Now that The X-Files is a major motion picture, will questions about the cover-ups, conspiracies, and Cancer Man finally be answered? Will Mulder and Scully finally kiss? And will anyone besides the show's viewers care? The truth is in here.
The X-Files: Fight the Future
- TV Show
It’s the last week of shooting the X-Files: Fight The Future, and the soundstage stinks.
It absolutely reeks, right around the chair of Rob Bowman, director of the $60 million-plus feature film based on the Fox TV series. Bowman, 38, who has also directed 25 episodes of the most popular alien-abduction/government-conspiracy/ delayed-sexual-gratification drama in TV history, is battling a bad combination of exhaustion and the flu.

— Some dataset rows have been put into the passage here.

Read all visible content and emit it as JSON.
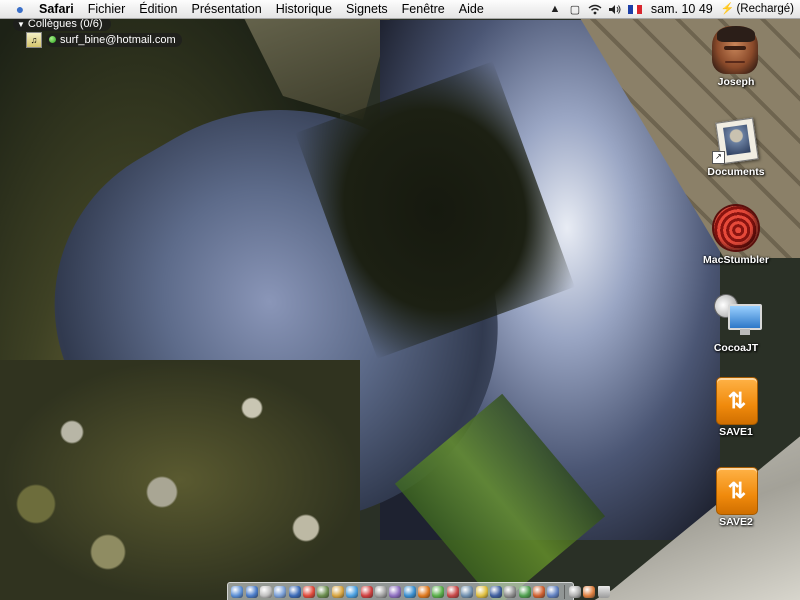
{
  "menubar": {
    "apple_icon": "apple-icon",
    "app_name": "Safari",
    "menus": [
      "Fichier",
      "Édition",
      "Présentation",
      "Historique",
      "Signets",
      "Fenêtre",
      "Aide"
    ],
    "status_icons": [
      "spy-icon",
      "display-icon",
      "wifi-icon",
      "volume-icon",
      "french-flag-icon"
    ],
    "clock": "sam. 10 49",
    "battery_status": "(Rechargé)"
  },
  "buddy_list": {
    "group_label": "Collègues (0/6)",
    "buddy_name": "surf_bine@hotmail.com",
    "status_color": "#27a01b"
  },
  "desktop_icons": [
    {
      "label": "Joseph",
      "icon": "person-portrait-icon"
    },
    {
      "label": "Documents",
      "icon": "documents-alias-icon"
    },
    {
      "label": "MacStumbler",
      "icon": "macstumbler-icon"
    },
    {
      "label": "CocoaJT",
      "icon": "cocoajt-icon"
    },
    {
      "label": "SAVE1",
      "icon": "usb-drive-icon"
    },
    {
      "label": "SAVE2",
      "icon": "usb-drive-icon"
    }
  ],
  "dock": {
    "item_colors": [
      "#5b8fd6",
      "#4a7cc9",
      "#c0c0c0",
      "#7aa0d8",
      "#3b6bb8",
      "#e04a3a",
      "#6b8e4e",
      "#d9a640",
      "#4aa0e0",
      "#d04040",
      "#a0a0a0",
      "#8e6fc0",
      "#3a8fd0",
      "#e07a20",
      "#5ab04a",
      "#c84848",
      "#7090b0",
      "#e0c040",
      "#4060a0",
      "#909090",
      "#50a050",
      "#d06030",
      "#6080c0",
      "#b0b0b0",
      "#e08040"
    ],
    "separator_after": 22,
    "trash_icon": "trash-icon"
  },
  "colors": {
    "menubar_bg": "#eeeeee",
    "icon_label": "#ffffff"
  }
}
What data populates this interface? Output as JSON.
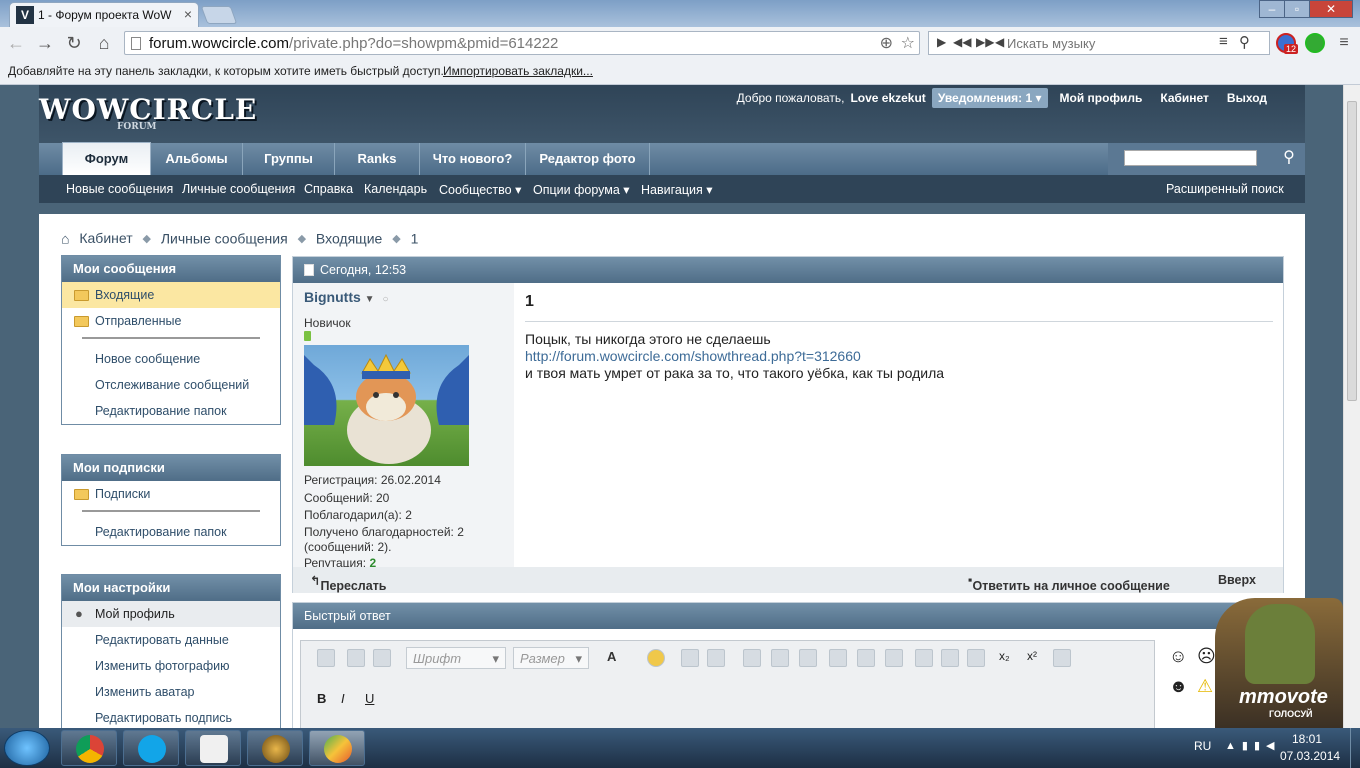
{
  "browser": {
    "tab_title": "1 - Форум проекта WoW",
    "tab_close": "×",
    "url_host": "forum.wowcircle.com",
    "url_path": "/private.php?do=showpm&pmid=614222",
    "music_placeholder": "Искать музыку",
    "bookmarks_text": "Добавляйте на эту панель закладки, к которым хотите иметь быстрый доступ.",
    "bookmarks_link": "Импортировать закладки...",
    "ext_badge": "12"
  },
  "header": {
    "logo": "WOWCIRCLE",
    "logo_sub": "FORUM",
    "welcome": "Добро пожаловать,",
    "username": "Love ekzekut",
    "notifications": "Уведомления: 1",
    "profile": "Мой профиль",
    "cabinet": "Кабинет",
    "logout": "Выход"
  },
  "navtabs": [
    "Форум",
    "Альбомы",
    "Группы",
    "Ranks",
    "Что нового?",
    "Редактор фото"
  ],
  "subnav": {
    "items": [
      "Новые сообщения",
      "Личные сообщения",
      "Справка",
      "Календарь",
      "Сообщество",
      "Опции форума",
      "Навигация"
    ],
    "advanced_search": "Расширенный поиск"
  },
  "breadcrumb": {
    "items": [
      "Кабинет",
      "Личные сообщения",
      "Входящие",
      "1"
    ]
  },
  "sidebar": {
    "messages": {
      "title": "Мои сообщения",
      "folders": [
        "Входящие",
        "Отправленные"
      ],
      "links": [
        "Новое сообщение",
        "Отслеживание сообщений",
        "Редактирование папок"
      ]
    },
    "subscriptions": {
      "title": "Мои подписки",
      "folders": [
        "Подписки"
      ],
      "links": [
        "Редактирование папок"
      ]
    },
    "settings": {
      "title": "Мои настройки",
      "profile": "Мой профиль",
      "links": [
        "Редактировать данные",
        "Изменить фотографию",
        "Изменить аватар",
        "Редактировать подпись"
      ]
    }
  },
  "post": {
    "date": "Сегодня, 12:53",
    "author": {
      "name": "Bignutts",
      "title": "Новичок",
      "registration": "Регистрация:   26.02.2014",
      "messages": "Сообщений:   20",
      "thanked": "Поблагодарил(а):   2",
      "thanks_received": "Получено благодарностей: 2",
      "thanks_posts": "(сообщений: 2).",
      "reputation_label": "Репутация:",
      "reputation_value": "2"
    },
    "title": "1",
    "lines": [
      "Поцык, ты никогда этого не сделаешь",
      "http://forum.wowcircle.com/showthread.php?t=312660",
      "и твоя мать умрет от рака за то, что такого уёбка, как ты родила"
    ],
    "forward": "Переслать",
    "reply": "Ответить на личное сообщение",
    "top": "Вверх"
  },
  "quick_reply": {
    "title": "Быстрый ответ",
    "font_placeholder": "Шрифт",
    "size_placeholder": "Размер"
  },
  "vote_badge": {
    "text": "mmovote",
    "sub": "ГОЛОСУЙ"
  },
  "taskbar": {
    "lang": "RU",
    "time": "18:01",
    "date": "07.03.2014"
  },
  "colors": {
    "header_dark": "#2f4457",
    "block_header": "#5f7d96",
    "link": "#2f4e6a",
    "selected_folder": "#fbe7a2",
    "reputation": "#2e8b2e"
  }
}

He’s wheezing, hacking, and coughing so much, his phlegm could be used to construct a classically disgusting new X-Files enemy for FBI agents Fox Mulder (David Duchovny) and Dana Scully (Gillian Anderson). Having gone the usual orange-juice-and-echinacea route for the past few days, Bowman has now asked an assistant to bring him some sort of health-foody, homeopathic medicine; when he snaps open a capsule of a vile liquid that looks like glutinous tobacco juice, it emits a smell worse than an average episode of Suddenly Susan.
”Ewww, jeez!” says Duchovny from a few feet away, pulling a sleeve of his shapeless black FBI overcoat over his nose. Duchovny is preparing to do another take of a scene in which he must lean over a very deep hole in some artificial snow to try to rescue his acting-like-she’s-freezing costar. In fact, however, it is a rather hot day in August on the Twentieth Century Fox lot, and so the pungent odor of Bowman’s medicine quickly permeates the warm air.
”Sorry, sorry,” croaks Bowman. ”Let’s just do this and ignore me, okay?” Everyone assumes their places. Bowman peers into the camera viewfinder, framing the shot; Duchovny-as-Mulder gets on his stomach and reaches down into the snowy hole; Anderson in turn reaches up, her face immediately assuming Scully’s typical in-jeopardy expression: helplessly beseeching yet thoroughly annoyed that she needs help. ”I’ve got you!” says Mulder, although he most certainly does not. They stretch their hands toward each other, their fingers almost touching in a sort of arctic reproduction of the Sistine Chapel ceiling and then…
”Cut! That’s all I want,” says Bowman. ”Anyone want another one?” ”Mmmm, maybe just one more?” says a voice from the shadows. It’s Chris Carter, God of The X-Files — creator, writer, executive producer, and at 41, bearer of a head of curly silver surfer’s hair no mere mortal could possess. God wants another take. One senses a score of groans being suppressed all over the stinking set. The players reassume their places. ”I’ve got you!” says Mulder again. The shot is shot. Bowman sneezes. Carter smiles. Everyone files out blinking into the bright Los Angeles sunshine, where a lunch truck that serves only fancy-schmancy iced-mocha-coffee drinks is waiting to stoke cast and crew with chilled caffeine.
Yesterday, James Cameron and Leonardo DiCaprio visited the set to say hello,” says Duchovny. ”This soundstage is where they filmed a big chunk of Titanic; Cameron calculated that where our snow hole is, there was probably a flooded stateroom a few months ago.” Did Cameron have any words of wisdom for the X-Files project? ”He said, good luck, and that he bet he made Kate Winslet scream a lot more in his film than Gillian does in this one.”
The X-Files: Fight the Future